English 110
EST. time to complete:
3 to 9 Months
$289.42/Credit (No Fees)


Continues the work of College Composition I with an emphasis on rhetoric and critical thinking. Requires the writing and production of both primary and secondary research, while asking students to apply that research to larger community issues. Students will practice writing with an immediate and explicit public purpose.

This course asks you to take academic writing skills into the public, to work as an engaged citizen of the information age. We will begin the course by reading about an important social issue, and then we will determine how to use this knowledge to serve our communities.

To that end, you will conduct primary and secondary research projects. Then, you will plan and produce documents that will help inform and persuade the public about your issue and project, such as letters, emails, editorials, websites, and promotional materials.

Through all of these projects, the course will ask you to work rhetorically—to think carefully about the audience, purpose, persona, genre, and timing of your writing, as well as the impact that your writing can have in the community. This course emphasizes active learning through an emphasis on hands-on composition and revision.

By the end of the course, you should:

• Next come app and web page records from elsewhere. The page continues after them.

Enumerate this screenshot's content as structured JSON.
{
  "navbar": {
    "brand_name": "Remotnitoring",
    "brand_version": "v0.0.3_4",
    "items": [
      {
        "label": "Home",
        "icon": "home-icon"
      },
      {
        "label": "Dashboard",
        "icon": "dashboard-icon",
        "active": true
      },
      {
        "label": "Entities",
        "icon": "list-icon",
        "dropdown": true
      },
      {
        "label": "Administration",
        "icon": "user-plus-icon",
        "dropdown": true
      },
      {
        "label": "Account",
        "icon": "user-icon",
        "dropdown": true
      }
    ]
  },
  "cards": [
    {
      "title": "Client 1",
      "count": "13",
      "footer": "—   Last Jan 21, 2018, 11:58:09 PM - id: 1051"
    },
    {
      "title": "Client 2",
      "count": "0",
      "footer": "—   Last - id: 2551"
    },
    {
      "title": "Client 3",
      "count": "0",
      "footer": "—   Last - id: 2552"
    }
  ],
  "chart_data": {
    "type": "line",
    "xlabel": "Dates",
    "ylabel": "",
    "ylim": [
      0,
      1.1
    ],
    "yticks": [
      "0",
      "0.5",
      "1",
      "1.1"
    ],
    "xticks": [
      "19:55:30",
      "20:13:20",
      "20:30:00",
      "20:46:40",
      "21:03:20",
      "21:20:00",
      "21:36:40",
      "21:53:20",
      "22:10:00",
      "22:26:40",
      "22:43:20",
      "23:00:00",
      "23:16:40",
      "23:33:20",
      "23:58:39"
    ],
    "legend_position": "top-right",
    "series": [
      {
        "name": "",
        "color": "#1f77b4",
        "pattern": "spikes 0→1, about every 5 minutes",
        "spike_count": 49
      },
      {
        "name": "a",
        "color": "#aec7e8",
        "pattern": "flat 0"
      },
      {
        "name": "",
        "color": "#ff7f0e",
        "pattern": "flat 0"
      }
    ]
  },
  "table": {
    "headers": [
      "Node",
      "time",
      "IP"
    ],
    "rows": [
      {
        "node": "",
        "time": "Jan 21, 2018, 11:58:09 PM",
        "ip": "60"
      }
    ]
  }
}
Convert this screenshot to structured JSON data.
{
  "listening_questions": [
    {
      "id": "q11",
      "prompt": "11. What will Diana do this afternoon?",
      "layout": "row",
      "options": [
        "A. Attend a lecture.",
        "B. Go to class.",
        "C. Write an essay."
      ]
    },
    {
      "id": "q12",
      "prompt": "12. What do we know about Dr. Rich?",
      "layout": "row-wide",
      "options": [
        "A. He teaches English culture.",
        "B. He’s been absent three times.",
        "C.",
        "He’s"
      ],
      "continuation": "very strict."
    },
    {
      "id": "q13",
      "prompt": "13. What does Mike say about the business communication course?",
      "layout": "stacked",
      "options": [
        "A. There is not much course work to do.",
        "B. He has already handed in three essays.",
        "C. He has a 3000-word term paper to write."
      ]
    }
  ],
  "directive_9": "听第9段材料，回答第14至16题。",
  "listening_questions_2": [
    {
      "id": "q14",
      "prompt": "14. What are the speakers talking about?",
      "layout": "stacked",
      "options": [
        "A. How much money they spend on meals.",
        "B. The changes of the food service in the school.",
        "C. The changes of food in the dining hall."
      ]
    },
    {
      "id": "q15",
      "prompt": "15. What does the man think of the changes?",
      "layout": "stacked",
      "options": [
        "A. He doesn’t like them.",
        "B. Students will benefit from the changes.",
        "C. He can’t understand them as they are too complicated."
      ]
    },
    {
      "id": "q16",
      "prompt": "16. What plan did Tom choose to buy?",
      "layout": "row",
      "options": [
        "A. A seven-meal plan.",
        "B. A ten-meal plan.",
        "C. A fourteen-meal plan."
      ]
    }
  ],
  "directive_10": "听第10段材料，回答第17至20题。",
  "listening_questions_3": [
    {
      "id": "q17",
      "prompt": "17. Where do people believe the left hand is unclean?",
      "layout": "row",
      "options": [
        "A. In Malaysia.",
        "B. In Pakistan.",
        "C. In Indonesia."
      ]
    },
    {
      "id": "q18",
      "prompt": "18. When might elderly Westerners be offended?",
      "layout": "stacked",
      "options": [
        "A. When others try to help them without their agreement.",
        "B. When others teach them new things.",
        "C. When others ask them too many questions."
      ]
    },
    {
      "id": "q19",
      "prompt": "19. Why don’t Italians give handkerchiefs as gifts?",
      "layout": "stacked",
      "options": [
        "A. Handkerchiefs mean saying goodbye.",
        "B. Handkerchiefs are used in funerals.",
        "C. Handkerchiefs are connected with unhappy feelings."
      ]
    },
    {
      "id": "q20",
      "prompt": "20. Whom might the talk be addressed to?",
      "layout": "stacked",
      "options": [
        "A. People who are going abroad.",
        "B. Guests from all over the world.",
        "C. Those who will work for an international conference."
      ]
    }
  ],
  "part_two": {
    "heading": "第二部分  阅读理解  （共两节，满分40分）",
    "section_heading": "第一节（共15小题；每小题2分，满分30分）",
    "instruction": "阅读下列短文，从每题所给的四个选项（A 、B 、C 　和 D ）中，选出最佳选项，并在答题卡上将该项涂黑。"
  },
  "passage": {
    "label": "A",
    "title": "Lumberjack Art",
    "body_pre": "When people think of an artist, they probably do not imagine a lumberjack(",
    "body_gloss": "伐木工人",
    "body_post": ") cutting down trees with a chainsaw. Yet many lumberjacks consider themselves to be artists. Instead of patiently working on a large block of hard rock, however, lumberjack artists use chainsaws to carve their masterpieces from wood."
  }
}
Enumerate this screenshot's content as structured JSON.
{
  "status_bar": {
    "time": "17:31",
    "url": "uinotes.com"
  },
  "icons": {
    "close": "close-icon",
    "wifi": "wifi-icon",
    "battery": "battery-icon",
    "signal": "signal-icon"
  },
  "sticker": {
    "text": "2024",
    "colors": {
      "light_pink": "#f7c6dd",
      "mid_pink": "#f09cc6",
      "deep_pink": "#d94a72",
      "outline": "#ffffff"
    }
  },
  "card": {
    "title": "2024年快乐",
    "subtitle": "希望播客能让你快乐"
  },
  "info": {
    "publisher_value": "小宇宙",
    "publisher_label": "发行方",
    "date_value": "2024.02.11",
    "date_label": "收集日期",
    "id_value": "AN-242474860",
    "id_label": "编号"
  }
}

  • Learn and use key rhetorical concepts through analyzing and composing a variety of texts
  • Learn common formats and/or design features for different kinds of texts
  • Gain experience reading and composing in several genres to understand how genre conventions shape and are shaped by readers’ and writers’ practices and purposes
  • Develop facility in responding to a variety of situations and contexts calling for purposeful shifts in voice, tone, level of formality, design, medium, and/or structure
  • Locate and evaluate (for credibility, sufficiency, accuracy, timeliness, bias and so on) primary and secondary research materials, including journal articles and essays, books, scholarly and professionally established and maintained databases or archives, and informal electronic networks and internet sources
  • Adapt composing processes for a variety of technologies and modalities
  • Experience the collaborative and social aspects of writing processes by working closely with your instructor

Jordynn Jack and Katie   Rose Guest   Pryal, How Writing Works with Readings ISBN-13:978-0199859849  

Gerald Graff and Cathy Birkenstein, 
They Say/I Say (3rd Edition) ISBN-13:978-03939358441

You have 3 to 9 months from your enrollment date to complete:

  • 24 Lessons
  • 0 Exams
You may enroll at any time and have up to 9 months to complete your course, or you may be able to complete in as little as 3 months. The credits you earn will be recorded on your transcript in the semester you register. Keep in mind, UND can only verify your enrollment for the semester in which the course is registered and recorded on your transcript.